Tennant departed ‘Smash Hits’ and at his leaving party, his colleagues presented him with a mocked-up front cover which read: “HOW I LEFT BRITAIN’S BRIGHTEST MAGAZINE TO FORM MY TRAGIC POP GROUP, WENT DOWN THE DUMPER AND ASKED FOR MY JOB BACK” – little did they know that Tennant would grace their front cover within nine months!

Watkins’ attempts to get PET SHOP BOYS to “sex it up” fell on deaf ears though. Tennant and Lowe wanted to be enigmatic; they exuded a Northern contrariness that was the antithesis of DURAN DURAN, SPANDAU BALLET and WHAM! Still not entirely convinced, Watkins recalls the horror of seeing their first ‘Top Of The Pops’ appearance in late 1985: “They don’t do anything. How are people going to go for this?” – but go for it they did!

Despite realising he had a phenomenon on his hands, Watkins did exert his management veto on a few occasions, notably when the duo had the rather pretentious idea of issuing a manifesto called ‘Two In A Million’ to the UK press in Italian! His defensive response in these situations was to become his catchphrase “What would Edna in Huddersfield think?”; but quite what Edna made of the 1988 art movie turkey that was ‘It Couldn’t Happen Here’ is debatable.

PET SHOP BOYS’ dialectic of “east / west. Posh / rough. Irony / sincerity. Pop / anti-pop” led to what Tennant himself would later call their imperial phase, which included four UK chart topping singles and a US No1 in ‘West End Girls’. But despite their seemingly unstoppable success, Watkins’ assessment is that ‘Domino Dancing’ with its AIDS narrative and sexually ambiguous promo video was what stalled Tennant and Lowe’s Stateside momentum.

Just one listen to the ‘Discography’ singles collection is a timely reminder of what PET SHOP BOYS achieved under Watkins’ stewardship. But his contract was not renewed and while he states in the book he was gutted at the time, Watkins admits that he has missed working with Tennant and Lowe, even though in his words: “Unlike Neil Tennant, I could mould Matt Goss and his brother with complete control”.

And so it was that Watkins continued on, looking after ELECTRIBE 101 whose high point was supporting DEPECHE MODE on the ‘Violator’ tour. Fronted by Billie Ray Martin, they split due to good old-fashioned musical differences, but Watkins found success masterminding the careers of BROS and EAST 17, before eventually both acts imploded too.

Misguided self-delusions of talent plagued the former, particularly as Watkins co-wrote all of the BROS hits with producer Nicky Graham under the pseudonym of The Brothers. Indeed, the episode was amusingly documented by PET SHOP BOYS on ‘How Can You Expect To Be Taken Seriously?’.

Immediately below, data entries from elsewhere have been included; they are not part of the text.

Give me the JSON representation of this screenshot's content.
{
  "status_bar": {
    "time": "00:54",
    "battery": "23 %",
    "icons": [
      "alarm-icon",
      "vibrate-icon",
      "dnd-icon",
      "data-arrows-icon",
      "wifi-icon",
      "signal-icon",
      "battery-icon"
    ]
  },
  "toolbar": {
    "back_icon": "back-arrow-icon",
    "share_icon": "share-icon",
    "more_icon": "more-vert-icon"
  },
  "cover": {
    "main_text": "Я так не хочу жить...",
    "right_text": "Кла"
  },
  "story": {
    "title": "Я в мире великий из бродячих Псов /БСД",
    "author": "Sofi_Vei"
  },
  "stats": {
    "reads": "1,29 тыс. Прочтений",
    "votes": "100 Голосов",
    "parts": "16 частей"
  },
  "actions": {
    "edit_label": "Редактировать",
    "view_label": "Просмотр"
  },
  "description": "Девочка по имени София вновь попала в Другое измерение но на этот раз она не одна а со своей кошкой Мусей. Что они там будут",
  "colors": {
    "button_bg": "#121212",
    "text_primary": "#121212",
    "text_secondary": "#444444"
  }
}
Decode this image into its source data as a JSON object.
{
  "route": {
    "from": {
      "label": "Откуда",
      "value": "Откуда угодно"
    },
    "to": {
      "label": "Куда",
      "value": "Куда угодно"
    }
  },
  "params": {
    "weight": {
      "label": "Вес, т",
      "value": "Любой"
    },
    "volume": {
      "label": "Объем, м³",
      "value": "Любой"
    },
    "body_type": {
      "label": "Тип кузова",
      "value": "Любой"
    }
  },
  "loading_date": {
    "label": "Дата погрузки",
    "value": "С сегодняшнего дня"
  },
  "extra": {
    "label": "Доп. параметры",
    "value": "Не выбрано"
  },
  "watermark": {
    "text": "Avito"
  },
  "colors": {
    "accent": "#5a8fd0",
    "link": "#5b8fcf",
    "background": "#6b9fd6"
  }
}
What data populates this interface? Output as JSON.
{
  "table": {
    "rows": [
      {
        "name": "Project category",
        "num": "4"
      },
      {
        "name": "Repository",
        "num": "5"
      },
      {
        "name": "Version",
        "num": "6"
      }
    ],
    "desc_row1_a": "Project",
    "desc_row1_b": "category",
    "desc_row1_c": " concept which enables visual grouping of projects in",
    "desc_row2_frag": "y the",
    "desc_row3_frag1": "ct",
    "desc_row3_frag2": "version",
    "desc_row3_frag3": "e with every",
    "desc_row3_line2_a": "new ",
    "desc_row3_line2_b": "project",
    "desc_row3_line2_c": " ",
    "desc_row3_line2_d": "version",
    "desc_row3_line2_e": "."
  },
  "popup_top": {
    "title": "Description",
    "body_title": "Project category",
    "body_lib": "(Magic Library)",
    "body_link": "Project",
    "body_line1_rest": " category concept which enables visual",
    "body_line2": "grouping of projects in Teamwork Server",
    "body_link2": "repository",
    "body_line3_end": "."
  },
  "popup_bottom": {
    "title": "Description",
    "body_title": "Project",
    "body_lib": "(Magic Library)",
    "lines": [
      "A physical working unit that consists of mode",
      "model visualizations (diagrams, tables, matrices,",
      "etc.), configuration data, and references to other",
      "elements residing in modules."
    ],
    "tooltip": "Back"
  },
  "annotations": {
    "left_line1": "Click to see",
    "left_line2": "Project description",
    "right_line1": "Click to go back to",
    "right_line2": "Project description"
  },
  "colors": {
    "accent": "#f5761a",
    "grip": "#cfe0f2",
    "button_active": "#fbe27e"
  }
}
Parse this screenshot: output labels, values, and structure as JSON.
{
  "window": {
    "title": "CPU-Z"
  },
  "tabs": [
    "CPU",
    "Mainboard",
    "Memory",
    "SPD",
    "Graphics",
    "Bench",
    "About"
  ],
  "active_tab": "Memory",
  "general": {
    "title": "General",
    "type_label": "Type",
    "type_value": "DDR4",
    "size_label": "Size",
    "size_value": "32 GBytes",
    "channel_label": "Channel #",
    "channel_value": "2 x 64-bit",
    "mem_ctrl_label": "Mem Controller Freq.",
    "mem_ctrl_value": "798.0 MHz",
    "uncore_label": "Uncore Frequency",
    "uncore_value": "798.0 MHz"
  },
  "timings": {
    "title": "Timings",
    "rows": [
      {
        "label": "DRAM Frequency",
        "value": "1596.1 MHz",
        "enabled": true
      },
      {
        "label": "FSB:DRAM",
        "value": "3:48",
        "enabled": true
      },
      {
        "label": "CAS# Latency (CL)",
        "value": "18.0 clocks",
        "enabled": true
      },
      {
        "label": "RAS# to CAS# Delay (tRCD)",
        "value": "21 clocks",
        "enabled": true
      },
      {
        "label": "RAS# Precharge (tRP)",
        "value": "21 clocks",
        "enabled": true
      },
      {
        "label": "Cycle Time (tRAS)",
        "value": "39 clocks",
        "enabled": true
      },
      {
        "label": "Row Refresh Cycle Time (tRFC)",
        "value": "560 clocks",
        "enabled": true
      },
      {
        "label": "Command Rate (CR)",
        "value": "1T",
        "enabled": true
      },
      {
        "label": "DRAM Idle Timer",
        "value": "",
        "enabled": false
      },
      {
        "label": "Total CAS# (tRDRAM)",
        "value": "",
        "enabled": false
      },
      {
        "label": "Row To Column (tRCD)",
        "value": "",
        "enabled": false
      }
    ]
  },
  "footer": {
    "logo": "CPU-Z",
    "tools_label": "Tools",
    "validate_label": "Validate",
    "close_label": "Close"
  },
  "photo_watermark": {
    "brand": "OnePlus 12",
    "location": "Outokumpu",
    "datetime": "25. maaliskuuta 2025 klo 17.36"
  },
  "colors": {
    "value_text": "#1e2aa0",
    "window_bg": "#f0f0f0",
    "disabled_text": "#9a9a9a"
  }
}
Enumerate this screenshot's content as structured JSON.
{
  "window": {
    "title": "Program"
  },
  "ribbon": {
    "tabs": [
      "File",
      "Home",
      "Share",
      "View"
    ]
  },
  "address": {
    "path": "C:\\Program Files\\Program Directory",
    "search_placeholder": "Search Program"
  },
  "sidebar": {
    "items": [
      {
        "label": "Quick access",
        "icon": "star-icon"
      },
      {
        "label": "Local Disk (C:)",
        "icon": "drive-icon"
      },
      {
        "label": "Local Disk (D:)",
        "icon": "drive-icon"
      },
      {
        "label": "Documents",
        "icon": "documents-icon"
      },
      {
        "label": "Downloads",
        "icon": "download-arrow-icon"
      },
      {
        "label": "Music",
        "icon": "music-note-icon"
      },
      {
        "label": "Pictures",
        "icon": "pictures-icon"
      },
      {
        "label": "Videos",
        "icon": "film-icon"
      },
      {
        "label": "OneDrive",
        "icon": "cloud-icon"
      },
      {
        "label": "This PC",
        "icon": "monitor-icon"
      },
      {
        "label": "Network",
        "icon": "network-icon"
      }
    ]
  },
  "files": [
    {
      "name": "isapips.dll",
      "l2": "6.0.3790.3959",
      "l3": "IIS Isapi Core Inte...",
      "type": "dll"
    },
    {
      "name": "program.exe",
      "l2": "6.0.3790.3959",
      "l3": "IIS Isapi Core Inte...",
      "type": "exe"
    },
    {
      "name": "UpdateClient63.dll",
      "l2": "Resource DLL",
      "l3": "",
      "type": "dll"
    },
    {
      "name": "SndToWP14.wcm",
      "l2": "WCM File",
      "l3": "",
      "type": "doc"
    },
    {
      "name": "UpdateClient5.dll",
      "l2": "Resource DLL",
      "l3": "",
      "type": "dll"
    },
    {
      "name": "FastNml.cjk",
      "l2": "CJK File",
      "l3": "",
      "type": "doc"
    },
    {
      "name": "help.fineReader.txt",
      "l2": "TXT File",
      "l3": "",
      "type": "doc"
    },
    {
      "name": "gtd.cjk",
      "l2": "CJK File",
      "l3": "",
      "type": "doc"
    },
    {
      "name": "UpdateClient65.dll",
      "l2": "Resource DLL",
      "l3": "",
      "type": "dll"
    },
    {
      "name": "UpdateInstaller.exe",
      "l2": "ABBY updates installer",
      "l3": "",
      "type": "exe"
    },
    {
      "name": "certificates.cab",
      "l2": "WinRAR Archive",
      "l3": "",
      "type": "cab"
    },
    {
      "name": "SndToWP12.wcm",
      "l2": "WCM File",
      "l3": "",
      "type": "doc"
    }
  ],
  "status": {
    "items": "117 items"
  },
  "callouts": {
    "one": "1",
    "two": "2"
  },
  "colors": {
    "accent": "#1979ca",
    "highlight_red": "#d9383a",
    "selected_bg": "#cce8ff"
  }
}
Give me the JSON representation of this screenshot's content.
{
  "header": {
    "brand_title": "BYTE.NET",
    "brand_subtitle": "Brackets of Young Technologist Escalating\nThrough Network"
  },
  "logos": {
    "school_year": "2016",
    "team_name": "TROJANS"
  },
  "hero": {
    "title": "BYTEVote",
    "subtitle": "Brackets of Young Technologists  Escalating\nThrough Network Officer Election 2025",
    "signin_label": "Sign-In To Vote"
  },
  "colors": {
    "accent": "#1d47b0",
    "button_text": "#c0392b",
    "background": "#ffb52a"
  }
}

Meanwhile the low brain cell count of Brian Harvey sealed the fate of EAST 17. Some have considered band management to be akin to looking after children and whatever one’s feelings on Watkins, he certainly earned his commission dealing with these Primadonnas.

Undeterred, Watkins persevered with FAITH, HOPE & CHARITY, 2WO THIRD3, NORTH & SOUTH, DEUCE, THE MODERN and even an animated character named KULKARNI who couldn’t answer him back! However, while these acts were not themselves successful, they did spawn TV presenter Dani Behr, songwriter Richard ‘Biff’ Stannard and retro flavoured electro artist KID KASIO, so he must have spotted something…

But the pop world was changing and now occupied by reality TV talent shows (Watkins amusingly describes ‘The X Factor’ as like “a Nuremberg Rally on pink drugs”!), bland indie rock and brainless dance music, Watkins’ loud and proud approach no longer had a home. For him, that was it as far as the music business was concerned.

While not for everyone, ‘Let’s Make Lots of Money: Secrets of a Rich, Fat, Gay, Lucky Bastard’ is an amusing and entertaining account of an excessive, yet innovative period when mavericks were embraced and the bland were shunned. In today’s world, the opposite is true.

The music industry is not what it was and while Watkins is a polarising character whose career path has been seemingly driven by a combination of shouting, artistic nous, lust and low self-esteem, he has certainly achieved much more than most.

‘Let’s Make Lots of Money: Secrets of a Rich, Fat, Gay, Lucky Bastard’ is published on 7th July 2016 in hardback by Virgin Books



Text by Chi Ming Lai
2nd July 2016, updated 19th January 2017